Mrs. Dred Scott: A Life on Slavery’s Frontier, by Lea VanderVelde. New York: Oxford University Press, 2009.
At the center of the most infamous U.S. Supreme Court decision, Dred Scott v. Sanford, was a family fighting to free itself from slavery. Despite the case’s importance as both a turning point in America’s history and a precursor of the Civil War, the lives of the slave litigants are virtually unknown. In recounting the life of Harriet, Dred's wife and co-litigant in the case, Mrs. Dred Scott illuminates how slaves used the courts to establish their freedom.
A remarkable piece of historical detective work, Mrs. Dred Scott chronicles Harriet's life from her adolescence on the 1830s Minnesota-Wisconsin frontier, to slavery-era St. Louis, through the eleven years of legal wrangling that ended with the high court's notorious decision. The book not only tells her story, but also reveals that Harriet may well have been the lynchpin in this pivotal episode in American legal history.
Reconstructing Harriet Scott's life through innovative readings of journals, military records, and court dockets, VanderVelde offers a detailed account that is a rich portrait of slave life, an engrossing legal drama, and a provocative reassessment of a central event in U.S. constitutional history.
Midway through the book the author explains the strength of their long and bitter fight for freedom, “The Scotts neither ran nor retreated from the legal conflict. They stood and held fast to their claim of freedom. As they held fast, the case attracted the attention of other contending forces, playing out other agendas. What the Scotts did, which was extraordinary for people so vulnerable, was simply to not let go. In turn, they were in for the roughest ride of their lives, which brought them into the national limelight. It is indeed remarkable what can occur when individuals believe they are entitled to justice and entitled to be free.”
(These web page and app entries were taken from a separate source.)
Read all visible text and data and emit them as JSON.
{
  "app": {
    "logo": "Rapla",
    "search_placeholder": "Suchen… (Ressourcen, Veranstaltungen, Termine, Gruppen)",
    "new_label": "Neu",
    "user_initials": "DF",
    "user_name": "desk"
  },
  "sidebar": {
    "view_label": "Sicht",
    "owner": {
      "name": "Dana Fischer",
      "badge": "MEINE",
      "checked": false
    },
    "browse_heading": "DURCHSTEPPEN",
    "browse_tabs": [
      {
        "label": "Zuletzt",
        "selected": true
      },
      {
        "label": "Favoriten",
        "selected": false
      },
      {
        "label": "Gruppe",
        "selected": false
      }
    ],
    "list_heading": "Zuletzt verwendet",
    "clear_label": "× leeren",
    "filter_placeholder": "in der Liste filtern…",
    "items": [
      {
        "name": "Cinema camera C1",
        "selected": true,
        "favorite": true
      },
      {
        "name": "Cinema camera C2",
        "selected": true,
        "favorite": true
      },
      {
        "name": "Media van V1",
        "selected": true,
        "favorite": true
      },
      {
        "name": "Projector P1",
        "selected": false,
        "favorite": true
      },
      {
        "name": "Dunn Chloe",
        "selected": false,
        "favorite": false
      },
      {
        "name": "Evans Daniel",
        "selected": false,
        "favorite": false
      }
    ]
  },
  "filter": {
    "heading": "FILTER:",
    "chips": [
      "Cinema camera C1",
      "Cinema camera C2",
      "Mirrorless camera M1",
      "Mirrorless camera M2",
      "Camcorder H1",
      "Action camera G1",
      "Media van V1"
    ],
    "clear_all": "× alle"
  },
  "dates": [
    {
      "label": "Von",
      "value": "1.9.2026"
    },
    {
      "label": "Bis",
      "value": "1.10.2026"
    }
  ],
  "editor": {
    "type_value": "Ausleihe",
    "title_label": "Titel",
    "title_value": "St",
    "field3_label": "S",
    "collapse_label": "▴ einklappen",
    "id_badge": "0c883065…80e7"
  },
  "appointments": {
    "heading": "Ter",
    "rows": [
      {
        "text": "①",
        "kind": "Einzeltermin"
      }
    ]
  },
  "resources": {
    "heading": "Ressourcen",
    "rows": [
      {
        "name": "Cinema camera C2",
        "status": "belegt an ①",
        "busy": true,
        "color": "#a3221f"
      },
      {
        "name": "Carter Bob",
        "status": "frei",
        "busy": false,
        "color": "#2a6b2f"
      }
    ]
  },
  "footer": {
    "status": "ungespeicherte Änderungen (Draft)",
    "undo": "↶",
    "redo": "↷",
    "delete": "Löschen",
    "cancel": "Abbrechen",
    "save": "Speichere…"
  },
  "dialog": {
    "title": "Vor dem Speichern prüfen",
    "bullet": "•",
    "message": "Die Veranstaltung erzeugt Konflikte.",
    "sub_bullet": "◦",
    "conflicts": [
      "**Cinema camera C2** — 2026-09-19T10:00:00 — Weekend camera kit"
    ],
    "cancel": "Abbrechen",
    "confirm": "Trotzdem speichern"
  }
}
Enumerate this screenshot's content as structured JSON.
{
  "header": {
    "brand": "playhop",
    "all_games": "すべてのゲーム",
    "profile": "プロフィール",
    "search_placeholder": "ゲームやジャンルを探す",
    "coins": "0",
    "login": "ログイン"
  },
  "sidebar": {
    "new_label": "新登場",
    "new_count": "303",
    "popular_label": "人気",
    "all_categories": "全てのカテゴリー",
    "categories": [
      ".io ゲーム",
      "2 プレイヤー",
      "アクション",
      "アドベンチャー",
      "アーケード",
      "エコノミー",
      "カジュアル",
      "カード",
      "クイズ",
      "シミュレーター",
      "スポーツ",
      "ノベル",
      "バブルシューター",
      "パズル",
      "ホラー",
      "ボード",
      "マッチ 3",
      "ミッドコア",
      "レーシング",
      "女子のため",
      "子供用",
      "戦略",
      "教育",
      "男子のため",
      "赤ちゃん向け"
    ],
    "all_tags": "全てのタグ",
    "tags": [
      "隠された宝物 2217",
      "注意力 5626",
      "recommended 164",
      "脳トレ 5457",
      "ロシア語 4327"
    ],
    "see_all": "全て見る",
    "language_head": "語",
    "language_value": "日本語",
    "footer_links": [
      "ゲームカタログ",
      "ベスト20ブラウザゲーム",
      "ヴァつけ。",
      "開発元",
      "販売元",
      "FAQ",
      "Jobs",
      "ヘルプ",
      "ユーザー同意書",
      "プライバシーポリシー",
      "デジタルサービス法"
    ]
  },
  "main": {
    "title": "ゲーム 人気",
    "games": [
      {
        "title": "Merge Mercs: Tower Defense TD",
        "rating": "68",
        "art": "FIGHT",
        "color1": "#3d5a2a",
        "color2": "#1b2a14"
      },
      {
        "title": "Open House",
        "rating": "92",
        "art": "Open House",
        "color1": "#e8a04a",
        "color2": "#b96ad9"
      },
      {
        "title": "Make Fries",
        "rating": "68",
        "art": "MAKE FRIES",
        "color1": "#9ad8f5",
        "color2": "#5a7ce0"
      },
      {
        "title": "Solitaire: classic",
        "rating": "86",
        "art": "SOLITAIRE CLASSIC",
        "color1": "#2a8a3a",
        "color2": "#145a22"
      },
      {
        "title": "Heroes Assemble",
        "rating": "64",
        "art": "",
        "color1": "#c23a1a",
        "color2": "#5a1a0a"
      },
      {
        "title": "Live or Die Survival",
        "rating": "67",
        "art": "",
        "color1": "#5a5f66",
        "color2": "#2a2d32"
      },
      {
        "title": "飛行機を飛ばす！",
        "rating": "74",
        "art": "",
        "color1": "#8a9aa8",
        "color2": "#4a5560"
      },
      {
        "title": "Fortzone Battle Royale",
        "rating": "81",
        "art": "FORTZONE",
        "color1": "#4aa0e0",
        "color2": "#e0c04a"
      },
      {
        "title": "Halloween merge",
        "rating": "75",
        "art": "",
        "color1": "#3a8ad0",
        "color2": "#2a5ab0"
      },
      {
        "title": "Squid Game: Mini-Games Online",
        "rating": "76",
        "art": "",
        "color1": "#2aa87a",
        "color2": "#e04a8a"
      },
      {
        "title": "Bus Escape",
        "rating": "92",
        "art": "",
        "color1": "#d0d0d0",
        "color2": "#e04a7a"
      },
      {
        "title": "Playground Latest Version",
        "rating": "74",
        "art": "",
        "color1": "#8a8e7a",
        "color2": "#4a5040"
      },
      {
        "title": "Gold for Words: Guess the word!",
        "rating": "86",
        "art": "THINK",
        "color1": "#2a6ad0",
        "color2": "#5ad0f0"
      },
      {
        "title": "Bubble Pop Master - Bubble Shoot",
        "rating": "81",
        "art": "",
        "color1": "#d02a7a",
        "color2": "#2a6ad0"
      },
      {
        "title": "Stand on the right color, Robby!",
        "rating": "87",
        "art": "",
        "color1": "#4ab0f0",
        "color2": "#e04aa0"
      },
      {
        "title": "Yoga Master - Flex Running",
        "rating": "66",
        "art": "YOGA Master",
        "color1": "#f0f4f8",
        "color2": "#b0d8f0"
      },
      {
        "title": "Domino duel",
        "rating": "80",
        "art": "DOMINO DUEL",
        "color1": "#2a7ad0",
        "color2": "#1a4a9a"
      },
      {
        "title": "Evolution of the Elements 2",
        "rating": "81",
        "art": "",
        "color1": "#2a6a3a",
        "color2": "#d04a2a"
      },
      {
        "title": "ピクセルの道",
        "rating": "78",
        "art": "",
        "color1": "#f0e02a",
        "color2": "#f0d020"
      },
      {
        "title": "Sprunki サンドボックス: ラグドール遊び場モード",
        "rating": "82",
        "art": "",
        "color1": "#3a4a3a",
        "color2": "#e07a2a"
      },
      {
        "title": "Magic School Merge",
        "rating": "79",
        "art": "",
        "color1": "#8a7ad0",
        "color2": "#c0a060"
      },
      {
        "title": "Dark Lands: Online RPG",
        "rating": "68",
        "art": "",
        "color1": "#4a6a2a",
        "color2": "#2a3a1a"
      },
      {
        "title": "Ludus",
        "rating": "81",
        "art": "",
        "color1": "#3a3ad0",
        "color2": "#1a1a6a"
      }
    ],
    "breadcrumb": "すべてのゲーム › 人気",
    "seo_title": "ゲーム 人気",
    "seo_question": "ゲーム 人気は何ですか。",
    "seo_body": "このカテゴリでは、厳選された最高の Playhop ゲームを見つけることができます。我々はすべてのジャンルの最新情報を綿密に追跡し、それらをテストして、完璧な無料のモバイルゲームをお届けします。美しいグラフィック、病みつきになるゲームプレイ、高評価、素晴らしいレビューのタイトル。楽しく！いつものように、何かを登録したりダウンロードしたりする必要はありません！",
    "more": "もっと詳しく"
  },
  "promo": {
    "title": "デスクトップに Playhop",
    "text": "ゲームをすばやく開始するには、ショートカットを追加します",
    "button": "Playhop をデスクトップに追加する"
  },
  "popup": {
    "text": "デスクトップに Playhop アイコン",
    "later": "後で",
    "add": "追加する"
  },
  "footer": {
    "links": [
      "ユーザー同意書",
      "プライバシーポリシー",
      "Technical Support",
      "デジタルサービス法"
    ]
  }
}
More than a biography, the book is a wide-sweeping social history that offers insights into many of the central issues confronting antebellum America-including the status of women, slaves, free blacks, and Native Americans, and the origins of the Civil War.